The image didn't come thru, but doing a spot repair takes a fair amount of skill and is usually best done by a pro. Some of the reasons are:
- the finish is most likely not poly. I say this because poly (or any finish called 'varnish') is quite durable and wouldn't show this type of damage.
- Based on the damage you describe the finish is probably some type of lacquer. Dip a cotton swab in lacquer thinner and rub on a spot near the damage. If it gets soft, sticky or gummy, it's common NC lacquer. While NC lacquer will "dissolve' and blend into existing lacquer, lacquer's used by manufacturers (Catalyzed lacquers) don't.
- Usually damage like you describe also removes color, be it dye or stain placed on to the wood, mixed into the finish, or a toning coat.

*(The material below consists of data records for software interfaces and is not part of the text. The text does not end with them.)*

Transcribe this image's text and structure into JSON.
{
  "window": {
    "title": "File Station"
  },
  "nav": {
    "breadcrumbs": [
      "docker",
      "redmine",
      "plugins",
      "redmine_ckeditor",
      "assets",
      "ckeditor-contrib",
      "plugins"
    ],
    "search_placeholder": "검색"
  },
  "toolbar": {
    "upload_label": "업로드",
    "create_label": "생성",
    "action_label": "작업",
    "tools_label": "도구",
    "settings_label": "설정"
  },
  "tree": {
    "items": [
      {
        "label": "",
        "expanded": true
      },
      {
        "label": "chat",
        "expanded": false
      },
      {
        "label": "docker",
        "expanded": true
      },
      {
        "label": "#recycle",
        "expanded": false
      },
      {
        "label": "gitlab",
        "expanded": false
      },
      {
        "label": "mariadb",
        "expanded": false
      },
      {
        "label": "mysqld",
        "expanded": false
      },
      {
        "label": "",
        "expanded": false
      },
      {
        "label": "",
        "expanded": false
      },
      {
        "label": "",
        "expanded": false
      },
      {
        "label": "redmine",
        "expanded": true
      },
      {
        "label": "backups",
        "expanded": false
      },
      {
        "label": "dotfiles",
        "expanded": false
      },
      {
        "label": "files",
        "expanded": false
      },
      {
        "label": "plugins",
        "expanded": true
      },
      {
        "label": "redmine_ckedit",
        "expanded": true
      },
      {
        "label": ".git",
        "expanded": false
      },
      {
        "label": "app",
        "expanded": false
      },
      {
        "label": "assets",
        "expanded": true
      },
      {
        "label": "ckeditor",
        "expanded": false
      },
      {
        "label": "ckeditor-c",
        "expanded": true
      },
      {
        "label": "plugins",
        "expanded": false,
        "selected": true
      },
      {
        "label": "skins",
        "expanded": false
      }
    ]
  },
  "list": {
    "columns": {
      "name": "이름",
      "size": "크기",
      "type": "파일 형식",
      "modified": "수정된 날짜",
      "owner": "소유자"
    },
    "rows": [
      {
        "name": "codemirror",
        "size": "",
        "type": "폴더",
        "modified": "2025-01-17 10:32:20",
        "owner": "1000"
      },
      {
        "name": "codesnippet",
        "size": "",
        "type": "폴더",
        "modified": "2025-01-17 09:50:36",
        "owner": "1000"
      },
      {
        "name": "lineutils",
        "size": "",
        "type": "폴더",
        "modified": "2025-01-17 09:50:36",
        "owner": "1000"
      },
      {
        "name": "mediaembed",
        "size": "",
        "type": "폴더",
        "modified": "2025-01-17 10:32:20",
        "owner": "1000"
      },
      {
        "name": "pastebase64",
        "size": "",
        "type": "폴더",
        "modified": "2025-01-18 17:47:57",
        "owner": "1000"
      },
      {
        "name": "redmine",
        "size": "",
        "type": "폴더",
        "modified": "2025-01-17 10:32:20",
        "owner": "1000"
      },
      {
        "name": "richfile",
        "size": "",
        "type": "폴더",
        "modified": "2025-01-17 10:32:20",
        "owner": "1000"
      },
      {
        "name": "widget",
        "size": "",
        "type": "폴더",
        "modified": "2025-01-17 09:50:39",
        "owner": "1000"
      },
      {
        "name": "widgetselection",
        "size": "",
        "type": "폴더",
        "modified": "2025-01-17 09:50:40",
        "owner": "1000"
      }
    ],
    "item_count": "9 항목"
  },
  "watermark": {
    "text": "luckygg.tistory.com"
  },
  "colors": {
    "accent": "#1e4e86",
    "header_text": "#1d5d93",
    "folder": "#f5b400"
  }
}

Getting a good match is difficult unless you have a lot of experience color matching.
Depending on type and degree of damage you will probably be better off stripping the entire surface and re-coloring and refinishing
Bob "Boardman" Borders